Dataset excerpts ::
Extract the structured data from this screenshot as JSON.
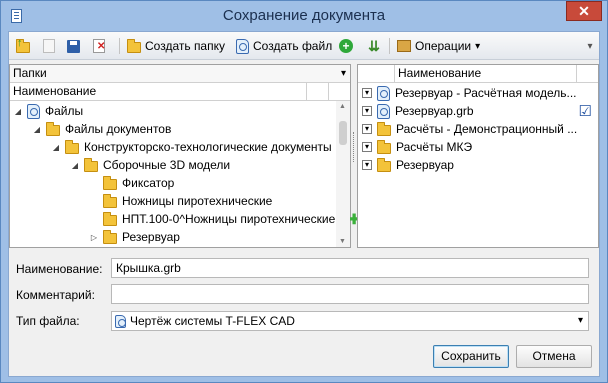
{
  "window": {
    "title": "Сохранение документа",
    "close": "✕"
  },
  "toolbar": {
    "create_folder": "Создать папку",
    "create_file": "Создать файл",
    "operations": "Операции",
    "operations_arrow": "▾",
    "overflow": "▾"
  },
  "folders_pane": {
    "header": "Папки",
    "header_arrow": "▾",
    "column": "Наименование",
    "tree": [
      {
        "label": "Файлы",
        "level": 0,
        "expanded": true,
        "icon": "document-icon"
      },
      {
        "label": "Файлы документов",
        "level": 1,
        "expanded": true,
        "icon": "folder-icon"
      },
      {
        "label": "Конструкторско-технологические документы",
        "level": 2,
        "expanded": true,
        "icon": "folder-icon"
      },
      {
        "label": "Сборочные 3D модели",
        "level": 3,
        "expanded": true,
        "icon": "folder-icon"
      },
      {
        "label": "Фиксатор",
        "level": 4,
        "icon": "folder-icon"
      },
      {
        "label": "Ножницы пиротехнические",
        "level": 4,
        "icon": "folder-icon"
      },
      {
        "label": "НПТ.100-0^Ножницы пиротехнические",
        "level": 4,
        "icon": "folder-icon",
        "badge": "plus-icon"
      },
      {
        "label": "Резервуар",
        "level": 4,
        "expanded": false,
        "icon": "folder-icon"
      }
    ]
  },
  "files_pane": {
    "column": "Наименование",
    "items": [
      {
        "label": "Резервуар - Расчётная модель...",
        "icon": "document-icon"
      },
      {
        "label": "Резервуар.grb",
        "icon": "document-icon",
        "checked": true
      },
      {
        "label": "Расчёты - Демонстрационный ...",
        "icon": "folder-icon"
      },
      {
        "label": "Расчёты МКЭ",
        "icon": "folder-icon"
      },
      {
        "label": "Резервуар",
        "icon": "folder-icon"
      }
    ]
  },
  "form": {
    "name_label": "Наименование:",
    "name_value": "Крышка.grb",
    "comment_label": "Комментарий:",
    "comment_value": "",
    "filetype_label": "Тип файла:",
    "filetype_value": "Чертёж системы T-FLEX CAD",
    "filetype_arrow": "▾"
  },
  "buttons": {
    "save": "Сохранить",
    "cancel": "Отмена"
  },
  "colors": {
    "title_bar": "#9fbfe6",
    "close": "#c84a3a",
    "folder": "#f3c33a",
    "selected_border": "#3c7fb1"
  }
}
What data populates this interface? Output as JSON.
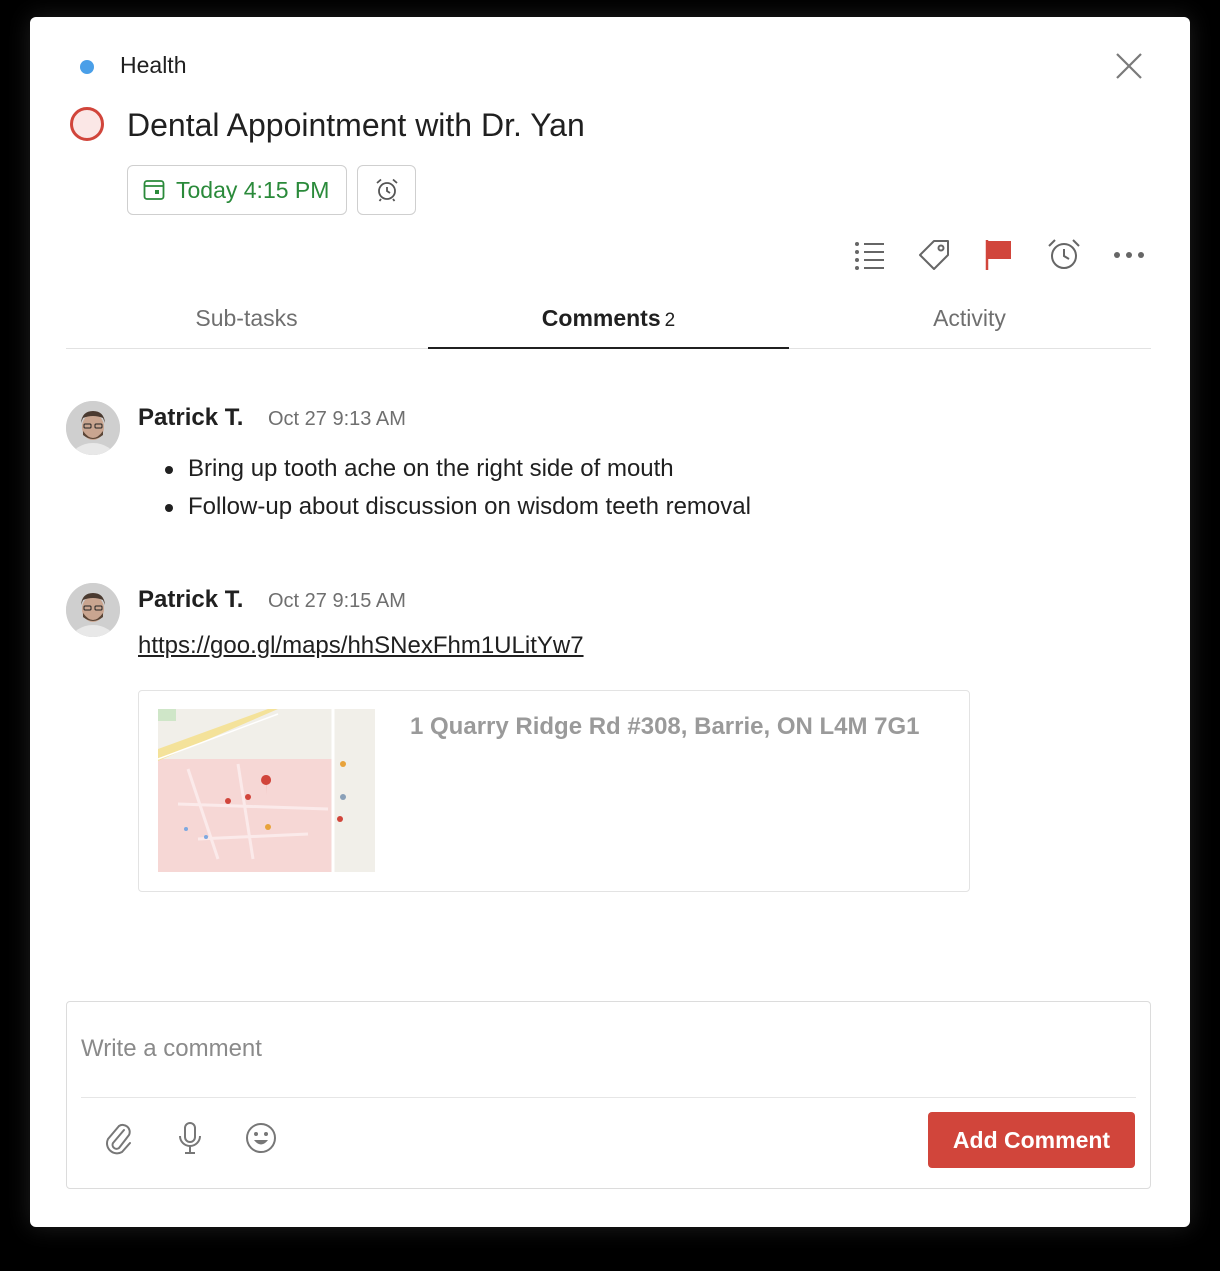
{
  "project": {
    "name": "Health",
    "color": "#4a9fe8"
  },
  "task": {
    "title": "Dental Appointment with Dr. Yan",
    "due_label": "Today 4:15 PM",
    "priority_color": "#d1453b"
  },
  "toolbar": {
    "icons": [
      "list-icon",
      "tag-icon",
      "flag-icon",
      "alarm-icon",
      "more-icon"
    ]
  },
  "tabs": [
    {
      "label": "Sub-tasks"
    },
    {
      "label": "Comments",
      "count": "2"
    },
    {
      "label": "Activity"
    }
  ],
  "comments": [
    {
      "author": "Patrick T.",
      "time": "Oct 27 9:13 AM",
      "bullets": [
        "Bring up tooth ache on the right side of mouth",
        "Follow-up about discussion on wisdom teeth removal"
      ]
    },
    {
      "author": "Patrick T.",
      "time": "Oct 27 9:15 AM",
      "link": "https://goo.gl/maps/hhSNexFhm1ULitYw7",
      "preview": {
        "address": "1 Quarry Ridge Rd #308, Barrie, ON L4M 7G1"
      }
    }
  ],
  "composer": {
    "placeholder": "Write a comment",
    "add_label": "Add Comment",
    "icons": [
      "attachment-icon",
      "microphone-icon",
      "emoji-icon"
    ]
  }
}
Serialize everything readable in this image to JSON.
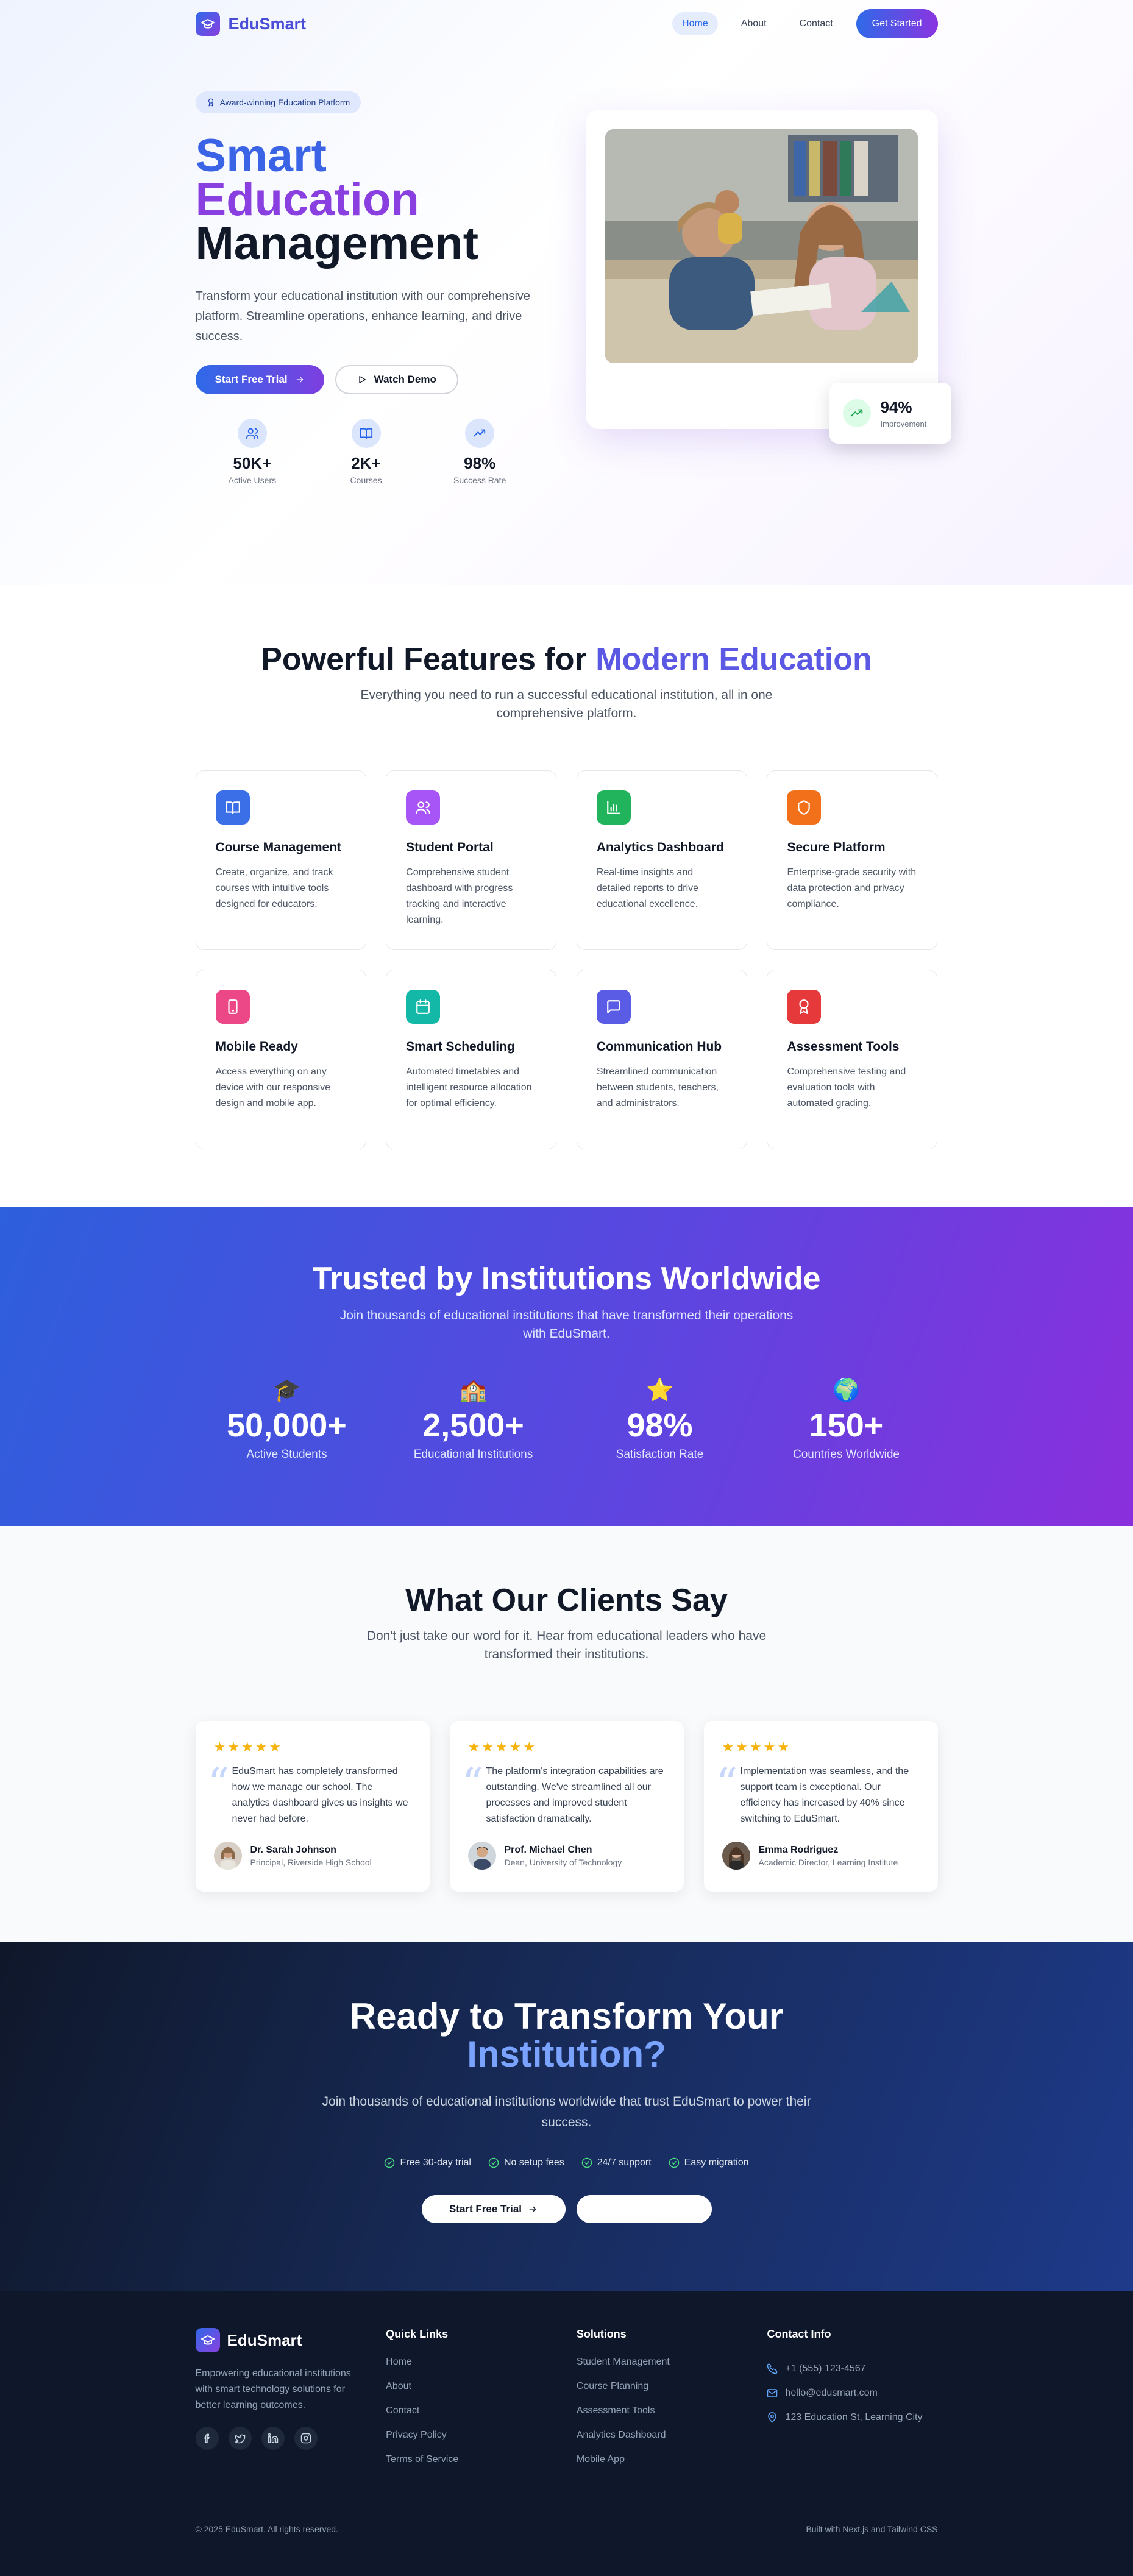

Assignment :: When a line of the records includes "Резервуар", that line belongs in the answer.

Solution ::
        "label": "Резервуар",
        "label": "Резервуар - Расчётная модель...",
        "label": "Резервуар.grb",
        "label": "Резервуар",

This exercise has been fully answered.